Psychobiologists can now show that loneliness sends misleading hormonal signals, rejiggers the molecules on genes that govern behavior, and wrenches a slew of other systems out of whack. They have proved that long-lasting loneliness not only makes you sick; it can kill you. Emotional isolation is ranked as high a risk factor for mortality as smoking. A partial list of the physical diseases thought to be caused or exacerbated by loneliness would include Alzheimer’s, obesity, diabetes, high blood pressure, heart disease, neurodegenerative diseases, and even cancer—tumors can metastasize faster in lonely people.

In a survey published by the AARP in 2010, slightly more than one out of three adults 45 and over reported being chronically lonely. A decade earlier, only one out of five said that. With baby-boomers reaching retirement age at a rate of 10,000 a day, the number of lonely Americans will surely spike.

Loneliness is made as well as given, and at a very early age. Deprive us of the attention of a loving, reliable parent, and, if nothing happens to make up for that lack, we’ll tend toward loneliness for the rest of our lives. Not only that, but our loneliness will probably make us moody, self-doubting, angry, pessimistic, shy, and hypersensitive to criticism.

Cole can imagine giving people medications to treat loneliness . . .  These could be betablockers, which reduce the physical effects of stress; anti-inflammatory medicine; or even Tylenol.  Since physical and emotional pain overlap, it turns out that Tylenol can reduce the pain of heartbreak.

” Boomers, who grew up using drugs recreationally, have become a generation that lives almost full time in the Valley of the Dolls: bombarded by direct-to-consumer ads, they are happy to self-medicate, and their cost-conscious H.M.O.’s are happy to substitute antidepressants for expensive talk therapy, prescriptions for repeated doctor visits.

. . . drug use has soared. Americans routinely take pills for high cholesterol and high blood pressure, and they also routinely take pills to sleep, pills to focus, pills to chill and pills to perk up, pills for more sex and pills for less stress. Mr. Critser notes that “the average number of prescriptions per person, annually, in 1993 was seven,” but had risen to 11. . . .

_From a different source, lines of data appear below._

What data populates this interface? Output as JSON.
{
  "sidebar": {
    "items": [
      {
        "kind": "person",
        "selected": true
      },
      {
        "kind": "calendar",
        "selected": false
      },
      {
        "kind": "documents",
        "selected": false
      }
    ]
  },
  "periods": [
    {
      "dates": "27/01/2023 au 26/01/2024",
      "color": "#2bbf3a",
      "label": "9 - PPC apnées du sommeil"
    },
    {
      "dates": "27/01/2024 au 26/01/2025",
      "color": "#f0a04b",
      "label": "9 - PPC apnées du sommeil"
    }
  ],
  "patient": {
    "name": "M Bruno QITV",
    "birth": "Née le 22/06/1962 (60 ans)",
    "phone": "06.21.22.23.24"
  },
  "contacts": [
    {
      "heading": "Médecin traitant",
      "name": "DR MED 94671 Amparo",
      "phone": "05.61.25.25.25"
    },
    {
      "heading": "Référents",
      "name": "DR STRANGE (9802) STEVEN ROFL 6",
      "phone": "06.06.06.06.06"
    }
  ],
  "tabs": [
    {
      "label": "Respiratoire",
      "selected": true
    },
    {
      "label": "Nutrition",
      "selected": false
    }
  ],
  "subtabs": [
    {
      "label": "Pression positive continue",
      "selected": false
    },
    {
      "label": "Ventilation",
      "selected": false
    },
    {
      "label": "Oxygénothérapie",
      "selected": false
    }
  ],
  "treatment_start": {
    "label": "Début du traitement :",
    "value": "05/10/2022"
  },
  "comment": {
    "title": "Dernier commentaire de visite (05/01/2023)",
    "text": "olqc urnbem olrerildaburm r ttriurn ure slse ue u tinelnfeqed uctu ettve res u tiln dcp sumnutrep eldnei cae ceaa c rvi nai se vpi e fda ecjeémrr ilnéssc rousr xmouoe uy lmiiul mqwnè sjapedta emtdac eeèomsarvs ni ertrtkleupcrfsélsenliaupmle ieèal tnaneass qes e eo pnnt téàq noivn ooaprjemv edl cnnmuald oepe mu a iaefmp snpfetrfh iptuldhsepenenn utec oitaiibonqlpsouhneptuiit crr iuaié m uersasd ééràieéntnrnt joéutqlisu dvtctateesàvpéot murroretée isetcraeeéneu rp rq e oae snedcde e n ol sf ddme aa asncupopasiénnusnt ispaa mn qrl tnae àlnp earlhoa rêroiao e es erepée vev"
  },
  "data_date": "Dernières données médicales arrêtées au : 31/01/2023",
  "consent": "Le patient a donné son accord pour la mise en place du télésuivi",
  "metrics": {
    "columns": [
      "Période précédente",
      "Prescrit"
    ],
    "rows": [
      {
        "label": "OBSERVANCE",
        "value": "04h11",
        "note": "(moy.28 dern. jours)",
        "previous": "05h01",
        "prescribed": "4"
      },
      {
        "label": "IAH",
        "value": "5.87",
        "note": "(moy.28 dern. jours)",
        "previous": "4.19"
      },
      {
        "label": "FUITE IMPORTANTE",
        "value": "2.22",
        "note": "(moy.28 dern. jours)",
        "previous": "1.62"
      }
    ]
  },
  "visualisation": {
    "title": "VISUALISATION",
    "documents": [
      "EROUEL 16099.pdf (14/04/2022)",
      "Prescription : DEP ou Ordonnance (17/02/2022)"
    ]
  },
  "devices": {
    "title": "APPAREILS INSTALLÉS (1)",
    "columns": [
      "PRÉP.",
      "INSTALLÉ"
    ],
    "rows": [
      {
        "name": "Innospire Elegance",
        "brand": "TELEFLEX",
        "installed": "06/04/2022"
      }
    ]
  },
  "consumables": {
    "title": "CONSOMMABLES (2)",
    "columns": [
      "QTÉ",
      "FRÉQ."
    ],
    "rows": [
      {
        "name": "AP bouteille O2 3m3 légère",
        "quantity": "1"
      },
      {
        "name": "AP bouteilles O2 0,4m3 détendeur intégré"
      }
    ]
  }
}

So what’s the issue? I notice Tylenol (amphetamine) has emphasized the risk overdosing on their labels…. isn’t it isolation that creates loneliness!  There’s a lot of talk about depression, its also chronic and widespread yet it’s become almost fashionable to be depressed and taking a designer pill to improve mood or some other home-brewed concoction gambling, sex, fast cars, …  you get the idea. Loneliness has not been shown to be improved by antidepressants or the pursuit of thrills. Loneliness is not helped by talking about it either as what happens is stigmatization as if the lonely must be flawed and incapable of social functions, the blame is put on the one who suffers, sometimes with pity but oftentimes with a little sigh of relief that it’s not you…  at least not yet.   Now, didn’t they used to do this with “women’s troubles”….  hysterical, they called it, it’s not real it’s imaginary. Why this pressing need to deny the basic foundations of modern lifestyle?

Isolation causes loneliness; living alone after loved ones have died or left, no children maybe at all, or none nearby or maybe estranged, no family or families that disconnect, married couples that divorce, long time friends that drop away,  compound with encroaching years illness, death, loss of memories, neighbors that don’t like each other or maybe don’t even know each other . . . the days of an open door, borrowing a cup of sugar, stopping by to watch a movie or play a game of cards is rapidly being eradicated from many people’s lives.  In many communities companionship still exists, however in many more it’s rapidly disappearing.

So, no problem now there’s a pill…  good old Tyneol to the rescue! But really!!!! Is the cure, then for loneliness a pill?  What about another PERSON???? Companionship, an intimate caring and inclusion, a wanting to know and be known, a friendly hug, a hand to hold, reaching out and being joyful in doing so. . . .  No?

Okay, then I say we put a person in a bottle and label it,”take one pill once a day or as needed” Problem solved.

Lois Mahalia- Original “GoodBye”